From his survey of 600 small business owners in four states, Shils said, many of them live in fear of the mega-retailers that have moved into their communities: Of the 80 percent of respondents who employed 20 people or less, 50 percent saw “a serious reduction in their work force as inevitable,” while 80 percent anticipated a decline in sales and profitability.
To Shils, such fears are not unfounded. “The ultimate possible impact of more and more powerful mega-retail discount chains will be to displace tens of thousands of small business entities and make millions of retail employees ‘redundant,’ something that automation failed to accomplish,” he wrote in his report.
Shils said that while retail remains price driven, he doesn’t believe consumers realize the full cost of discount shopping in terms of small businesses lost. He forecast that discounters and superstores will wipe out regional malls as well as Main Street America.
“I think consumerism is important as long as there’s a level playing field,” he said. “But I can look ahead 10 to 20 years and see that throughout the country there are going to be cemeteries — empty malls full of graffiti.”
Mega-retail growth is a trend that won’t stop anytime soon, Shils said, pointing to the current closing of the Woolworth’s stores and Montgomery Ward’s bankruptcy filing.
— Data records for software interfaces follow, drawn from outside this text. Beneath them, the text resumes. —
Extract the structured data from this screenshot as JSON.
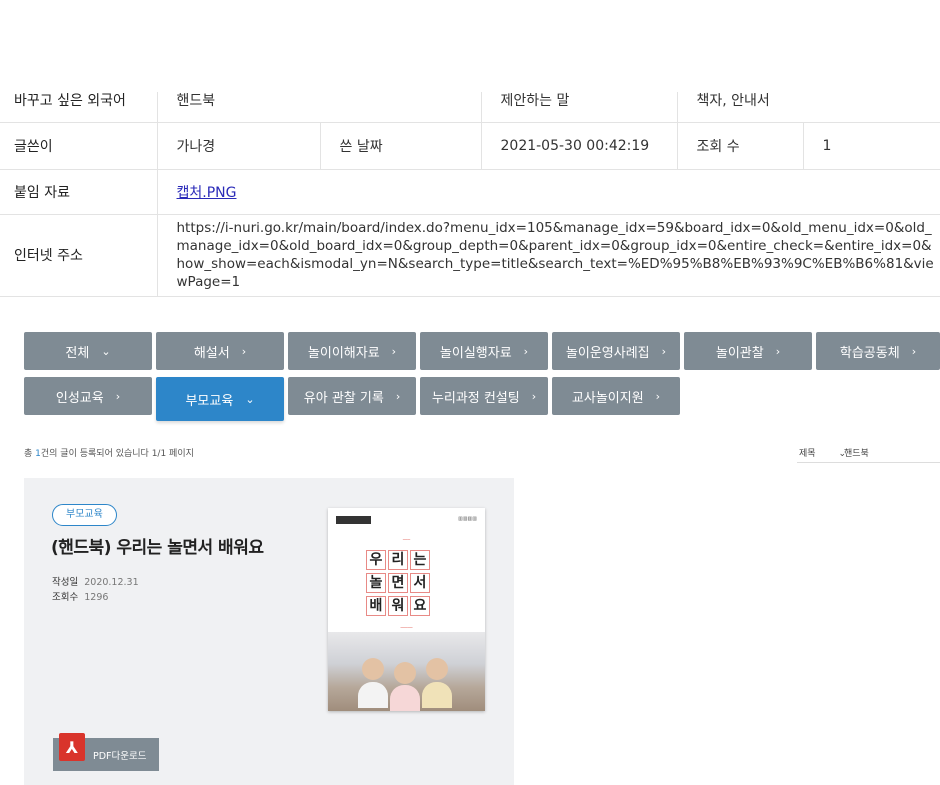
{
  "info": {
    "row_lang_label": "바꾸고 싶은 외국어",
    "row_lang_value": "핸드북",
    "row_suggest_label": "제안하는 말",
    "row_suggest_value": "책자, 안내서",
    "author_label": "글쓴이",
    "author_value": "가나경",
    "date_label": "쓴 날짜",
    "date_value": "2021-05-30 00:42:19",
    "views_label": "조회 수",
    "views_value": "1",
    "attach_label": "붙임 자료",
    "attach_file": "캡처.PNG",
    "url_label": "인터넷 주소",
    "url_value": "https://i-nuri.go.kr/main/board/index.do?menu_idx=105&manage_idx=59&board_idx=0&old_menu_idx=0&old_manage_idx=0&old_board_idx=0&group_depth=0&parent_idx=0&group_idx=0&entire_check=&entire_idx=0&how_show=each&ismodal_yn=N&search_type=title&search_text=%ED%95%B8%EB%93%9C%EB%B6%81&viewPage=1"
  },
  "categories": {
    "row1": [
      "전체",
      "해설서",
      "놀이이해자료",
      "놀이실행자료",
      "놀이운영사례집",
      "놀이관찰",
      "학습공동체"
    ],
    "row2": [
      "인성교육",
      "부모교육",
      "유아 관찰 기록",
      "누리과정 컨설팅",
      "교사놀이지원"
    ],
    "active": "부모교육"
  },
  "summary": {
    "prefix": "총 ",
    "count": "1",
    "suffix": "건의 글이 등록되어 있습니다 1/1 페이지"
  },
  "search": {
    "type_label": "제목",
    "value": "핸드북"
  },
  "card": {
    "badge": "부모교육",
    "title": "(핸드북) 우리는 놀면서 배워요",
    "date_label": "작성일",
    "date_value": "2020.12.31",
    "views_label": "조회수",
    "views_value": "1296",
    "pdf_label": "PDF다운로드",
    "book_chars": [
      "우",
      "리",
      "는",
      "놀",
      "면",
      "서",
      "배",
      "워",
      "요"
    ]
  },
  "colors": {
    "button_gray": "#7f8b94",
    "accent_blue": "#2d86c9",
    "pdf_red": "#d9342b"
  }
}
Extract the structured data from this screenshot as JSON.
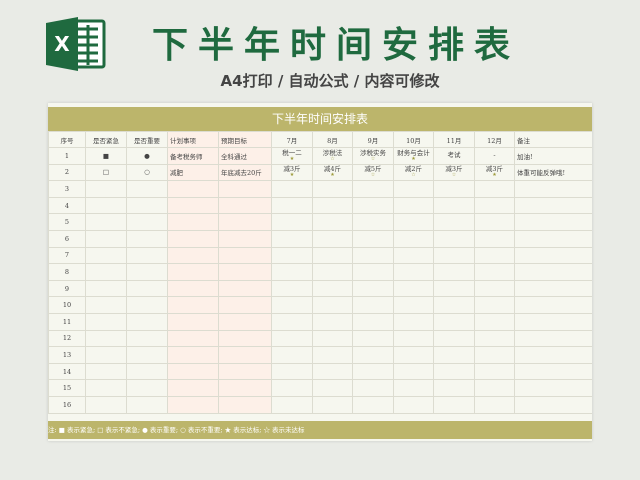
{
  "header": {
    "title": "下半年时间安排表",
    "subtitle": "A4打印 / 自动公式 / 内容可修改"
  },
  "sheet": {
    "title": "下半年时间安排表",
    "columns": [
      "序号",
      "是否紧急",
      "是否重要",
      "计划事项",
      "预期目标",
      "7月",
      "8月",
      "9月",
      "10月",
      "11月",
      "12月",
      "备注"
    ],
    "rows": [
      {
        "num": "1",
        "urgent": "■",
        "important": "●",
        "item": "备考税务师",
        "goal": "全科通过",
        "months": [
          {
            "text": "税一二",
            "star": "★"
          },
          {
            "text": "涉税法",
            "star": "☆"
          },
          {
            "text": "涉税实务",
            "star": "☆"
          },
          {
            "text": "财务与会计",
            "star": "★"
          },
          {
            "text": "考试",
            "star": ""
          },
          {
            "text": "-",
            "star": ""
          }
        ],
        "note": "加油!"
      },
      {
        "num": "2",
        "urgent": "□",
        "important": "○",
        "item": "减肥",
        "goal": "年底减去20斤",
        "months": [
          {
            "text": "减3斤",
            "star": "★"
          },
          {
            "text": "减4斤",
            "star": "★"
          },
          {
            "text": "减5斤",
            "star": "☆"
          },
          {
            "text": "减2斤",
            "star": "☆"
          },
          {
            "text": "减3斤",
            "star": "☆"
          },
          {
            "text": "减3斤",
            "star": "★"
          }
        ],
        "note": "体重可能反弹哦!"
      }
    ],
    "empty_rows": [
      "3",
      "4",
      "5",
      "6",
      "7",
      "8",
      "9",
      "10",
      "11",
      "12",
      "13",
      "14",
      "15",
      "16"
    ],
    "legend": "注:  ■  表示紧急;  □  表示不紧急;  ●  表示重要;  ○  表示不重要;  ★  表示达标;  ☆  表示未达标"
  },
  "colors": {
    "brand_green": "#1f6a3f",
    "header_gold": "#bcb56b",
    "tint": "#fdf0e8"
  },
  "icons": {
    "logo": "excel-icon"
  }
}
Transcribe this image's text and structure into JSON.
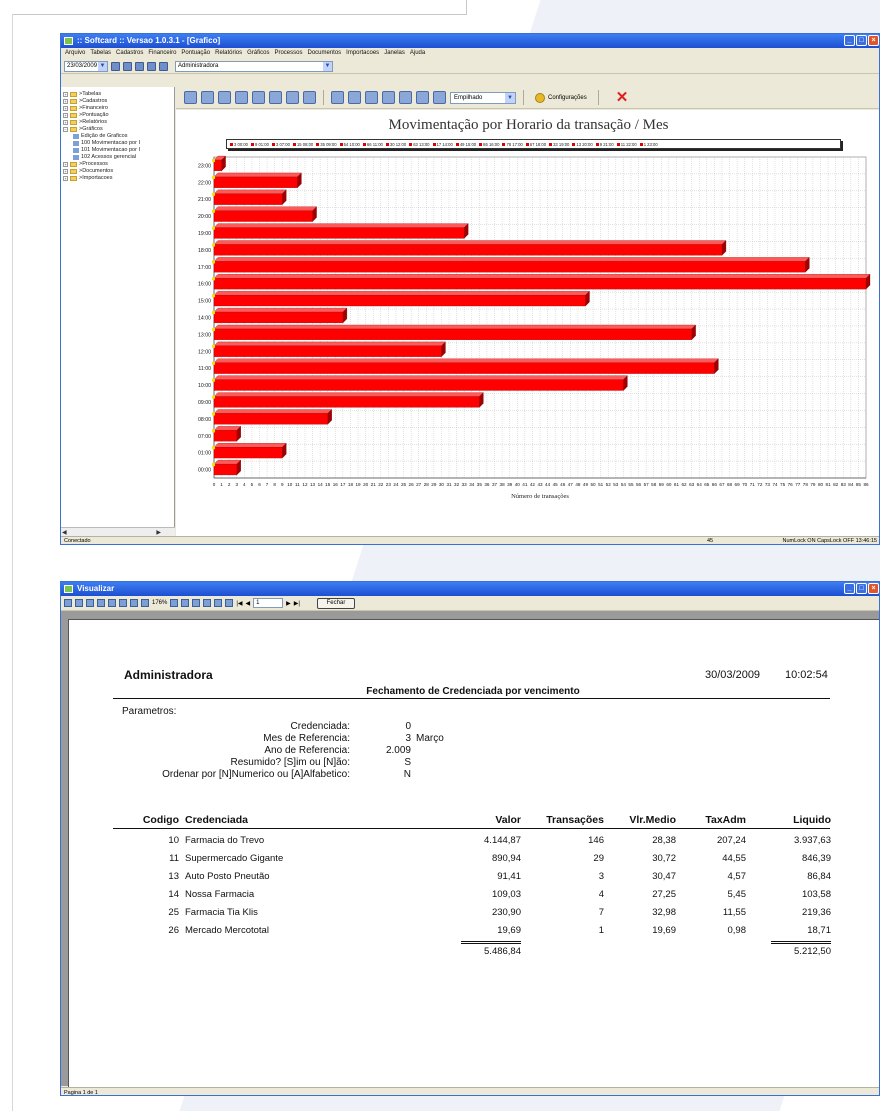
{
  "app_window": {
    "title": ":: Softcard :: Versao 1.0.3.1 - [Grafico]",
    "menu": [
      "Arquivo",
      "Tabelas",
      "Cadastros",
      "Financeiro",
      "Pontuação",
      "Relatórios",
      "Gráficos",
      "Processos",
      "Documentos",
      "Importacoes",
      "Janelas",
      "Ajuda"
    ],
    "date_combo": "23/03/2009",
    "company_combo": "Administradora",
    "tree": [
      {
        "label": ">Tabelas",
        "level": 1
      },
      {
        "label": ">Cadastros",
        "level": 1
      },
      {
        "label": ">Financeiro",
        "level": 1
      },
      {
        "label": ">Pontuação",
        "level": 1
      },
      {
        "label": ">Relatórios",
        "level": 1
      },
      {
        "label": ">Gráficos",
        "level": 1
      },
      {
        "label": "Edição de Graficos",
        "level": 2
      },
      {
        "label": "100  Movimentacao por I",
        "level": 2
      },
      {
        "label": "101  Movimentacao por I",
        "level": 2
      },
      {
        "label": "102  Acessos gerencial",
        "level": 2
      },
      {
        "label": ">Processos",
        "level": 1
      },
      {
        "label": ">Documentos",
        "level": 1
      },
      {
        "label": ">Importacoes",
        "level": 1
      }
    ],
    "chart_mode": "Empilhado",
    "config_label": "Configurações",
    "status": {
      "left": "Conectado",
      "center": "45",
      "right": "NumLock ON   CapsLock OFF   13:46:15"
    }
  },
  "chart_data": {
    "type": "bar",
    "orientation": "horizontal",
    "title": "Movimentação por Horario da transação / Mes",
    "xlabel": "Número de transações",
    "ylabel": "",
    "xlim": [
      0,
      86
    ],
    "xticks": [
      0,
      1,
      2,
      3,
      4,
      5,
      6,
      7,
      8,
      9,
      10,
      11,
      12,
      13,
      14,
      15,
      16,
      17,
      18,
      19,
      20,
      21,
      22,
      23,
      24,
      25,
      26,
      27,
      28,
      29,
      30,
      31,
      32,
      33,
      34,
      35,
      36,
      37,
      38,
      39,
      40,
      41,
      42,
      43,
      44,
      45,
      46,
      47,
      48,
      49,
      50,
      51,
      52,
      53,
      54,
      55,
      56,
      57,
      58,
      59,
      60,
      61,
      62,
      63,
      64,
      65,
      66,
      67,
      68,
      69,
      70,
      71,
      72,
      73,
      74,
      75,
      76,
      77,
      78,
      79,
      80,
      81,
      82,
      83,
      84,
      85,
      86
    ],
    "grid": true,
    "legend_position": "top",
    "legend": [
      "3 00:00",
      "9 01:00",
      "3 07:00",
      "15 08:00",
      "35 09:00",
      "54 10:00",
      "66 11:00",
      "30 12:00",
      "63 13:00",
      "17 14:00",
      "49 15:00",
      "86 16:00",
      "78 17:00",
      "67 18:00",
      "33 19:00",
      "13 20:00",
      "9 21:00",
      "11 22:00",
      "1 23:00"
    ],
    "categories": [
      "23:00",
      "22:00",
      "21:00",
      "20:00",
      "19:00",
      "18:00",
      "17:00",
      "16:00",
      "15:00",
      "14:00",
      "13:00",
      "12:00",
      "11:00",
      "10:00",
      "09:00",
      "08:00",
      "07:00",
      "01:00",
      "00:00"
    ],
    "values": [
      1,
      11,
      9,
      13,
      33,
      67,
      78,
      86,
      49,
      17,
      63,
      30,
      66,
      54,
      35,
      15,
      3,
      9,
      3
    ],
    "color": "#ff0000"
  },
  "report_window": {
    "title": "Visualizar",
    "zoom": "176%",
    "page_input": "1",
    "close_button": "Fechar",
    "status": "Pagina 1 de 1"
  },
  "report": {
    "company": "Administradora",
    "date": "30/03/2009",
    "time": "10:02:54",
    "title": "Fechamento de Credenciada por vencimento",
    "params_label": "Parametros:",
    "params": [
      {
        "key": "Credenciada:",
        "value": "0",
        "extra": ""
      },
      {
        "key": "Mes de Referencia:",
        "value": "3",
        "extra": "Março"
      },
      {
        "key": "Ano de Referencia:",
        "value": "2.009",
        "extra": ""
      },
      {
        "key": "Resumido? [S]im ou [N]ão:",
        "value": "S",
        "extra": ""
      },
      {
        "key": "Ordenar por [N]Numerico ou [A]Alfabetico:",
        "value": "N",
        "extra": ""
      }
    ],
    "columns": [
      "Codigo",
      "Credenciada",
      "Valor",
      "Transações",
      "Vlr.Medio",
      "TaxAdm",
      "Liquido"
    ],
    "rows": [
      [
        "10",
        "Farmacia do Trevo",
        "4.144,87",
        "146",
        "28,38",
        "207,24",
        "3.937,63"
      ],
      [
        "11",
        "Supermercado Gigante",
        "890,94",
        "29",
        "30,72",
        "44,55",
        "846,39"
      ],
      [
        "13",
        "Auto Posto Pneutão",
        "91,41",
        "3",
        "30,47",
        "4,57",
        "86,84"
      ],
      [
        "14",
        "Nossa Farmacia",
        "109,03",
        "4",
        "27,25",
        "5,45",
        "103,58"
      ],
      [
        "25",
        "Farmacia Tia Klis",
        "230,90",
        "7",
        "32,98",
        "11,55",
        "219,36"
      ],
      [
        "26",
        "Mercado Mercototal",
        "19,69",
        "1",
        "19,69",
        "0,98",
        "18,71"
      ]
    ],
    "totals": {
      "valor": "5.486,84",
      "liquido": "5.212,50"
    }
  }
}
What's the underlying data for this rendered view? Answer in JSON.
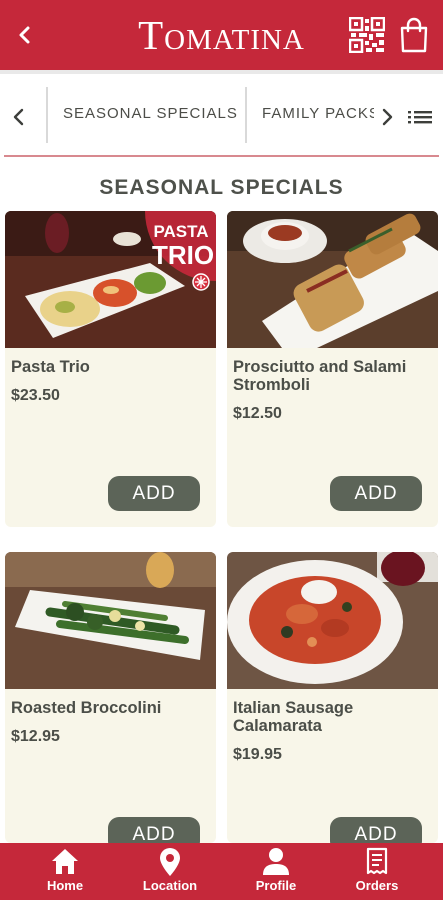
{
  "header": {
    "brand": "Tomatina"
  },
  "categories": {
    "tabs": [
      "SEASONAL SPECIALS",
      "FAMILY PACKS"
    ]
  },
  "section": {
    "title": "SEASONAL SPECIALS"
  },
  "photo_badge": {
    "line1": "PASTA",
    "line2": "TRIO"
  },
  "items": [
    {
      "name": "Pasta Trio",
      "price": "$23.50",
      "add_label": "ADD"
    },
    {
      "name": "Prosciutto and Salami Stromboli",
      "price": "$12.50",
      "add_label": "ADD"
    },
    {
      "name": "Roasted Broccolini",
      "price": "$12.95",
      "add_label": "ADD"
    },
    {
      "name": "Italian Sausage Calamarata",
      "price": "$19.95",
      "add_label": "ADD"
    }
  ],
  "nav": [
    {
      "label": "Home",
      "icon": "home-icon"
    },
    {
      "label": "Location",
      "icon": "location-pin-icon"
    },
    {
      "label": "Profile",
      "icon": "person-icon"
    },
    {
      "label": "Orders",
      "icon": "receipt-icon"
    }
  ],
  "colors": {
    "brand_red": "#c5283a",
    "card_bg": "#f8f6e9",
    "button": "#5c6458",
    "text": "#4b4e48"
  }
}
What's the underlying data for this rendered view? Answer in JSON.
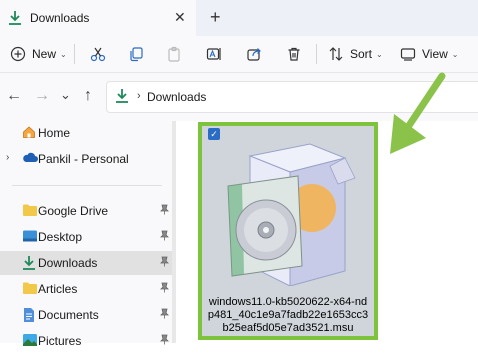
{
  "tab": {
    "title": "Downloads",
    "close_glyph": "✕",
    "new_tab_glyph": "+"
  },
  "toolbar": {
    "new_label": "New",
    "sort_label": "Sort",
    "view_label": "View",
    "chevron_glyph": "⌄",
    "icons": [
      "cut-icon",
      "copy-icon",
      "paste-icon",
      "rename-icon",
      "share-icon",
      "delete-icon",
      "sort-icon",
      "view-icon"
    ]
  },
  "address": {
    "path": "Downloads",
    "separator": "›",
    "nav": {
      "back": "←",
      "forward": "→",
      "recent": "⌄",
      "up": "↑"
    }
  },
  "sidebar": {
    "expand_glyph": "›",
    "pin_glyph": "📌",
    "items": [
      {
        "label": "Home",
        "icon": "home-icon"
      },
      {
        "label": "Pankil - Personal",
        "icon": "cloud-icon"
      },
      {
        "label": "Google Drive",
        "icon": "folder-icon",
        "pinned": true
      },
      {
        "label": "Desktop",
        "icon": "desktop-icon",
        "pinned": true
      },
      {
        "label": "Downloads",
        "icon": "download-icon",
        "pinned": true,
        "selected": true
      },
      {
        "label": "Articles",
        "icon": "folder-icon",
        "pinned": true
      },
      {
        "label": "Documents",
        "icon": "documents-icon",
        "pinned": true
      },
      {
        "label": "Pictures",
        "icon": "pictures-icon",
        "pinned": true
      }
    ]
  },
  "file": {
    "name": "windows11.0-kb5020622-x64-ndp481_40c1e9a7fadb22e1653cc3b25eaf5d05e7ad3521.msu",
    "checked": true,
    "check_glyph": "✓"
  },
  "colors": {
    "accent": "#2b6cc4",
    "highlight_border": "#7dc43c",
    "arrow": "#8bc34a",
    "selected_bg": "#e1e1e1"
  }
}
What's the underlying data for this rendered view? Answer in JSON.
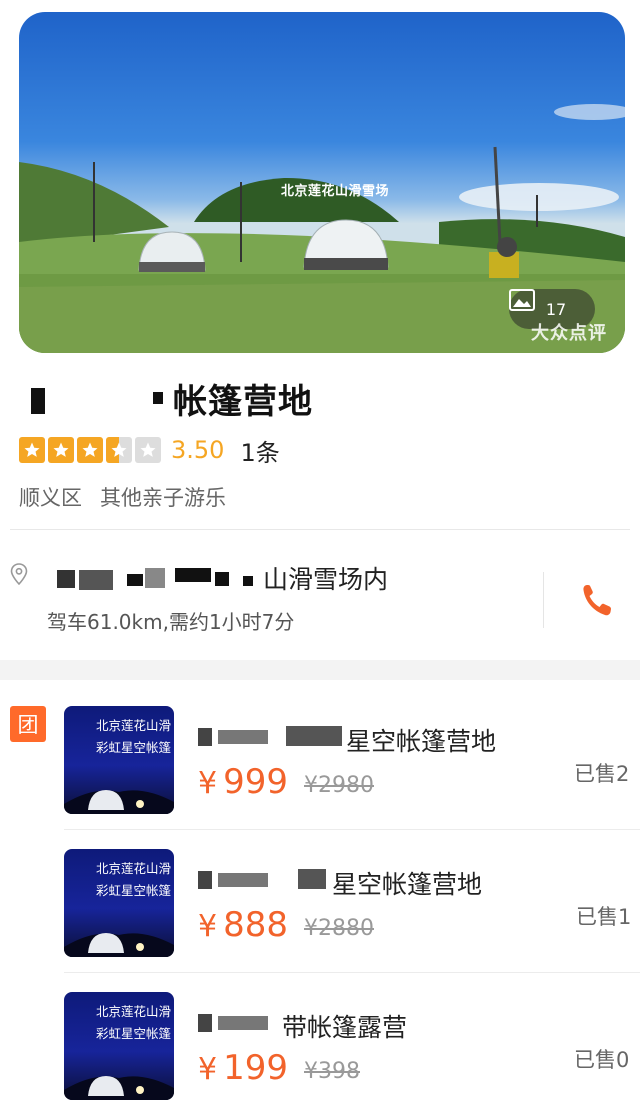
{
  "hero": {
    "sign_text": "北京莲花山滑雪场",
    "photo_count": "17",
    "watermark": "大众点评"
  },
  "poi": {
    "title_visible": "帐篷营地",
    "rating": "3.50",
    "stars": 3.5,
    "review_count": "1条",
    "district": "顺义区",
    "category": "其他亲子游乐",
    "address_visible": "山滑雪场内",
    "drive_info": "驾车61.0km,需约1小时7分"
  },
  "deals_badge": "团",
  "deals": [
    {
      "thumb_line1": "北京莲花山滑",
      "thumb_line2": "彩虹星空帐篷",
      "name_visible": "星空帐篷营地",
      "price": "999",
      "original_price": "¥2980",
      "sold": "已售2"
    },
    {
      "thumb_line1": "北京莲花山滑",
      "thumb_line2": "彩虹星空帐篷",
      "name_visible": "星空帐篷营地",
      "price": "888",
      "original_price": "¥2880",
      "sold": "已售1"
    },
    {
      "thumb_line1": "北京莲花山滑",
      "thumb_line2": "彩虹星空帐篷",
      "name_visible": "带帐篷露营",
      "price": "199",
      "original_price": "¥398",
      "sold": "已售0"
    }
  ],
  "currency_symbol": "¥",
  "colors": {
    "accent_orange": "#f2632b",
    "star_gold": "#f5a623"
  },
  "icons": {
    "photo": "image-icon",
    "location": "location-pin-icon",
    "call": "phone-icon"
  }
}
“The contagion has gone from small stores to fellow discount retail stores,” he said. “One day we may have just one retail store, and we’ll be standing in line like in Russia….And who’s to say that prices won’t rise?”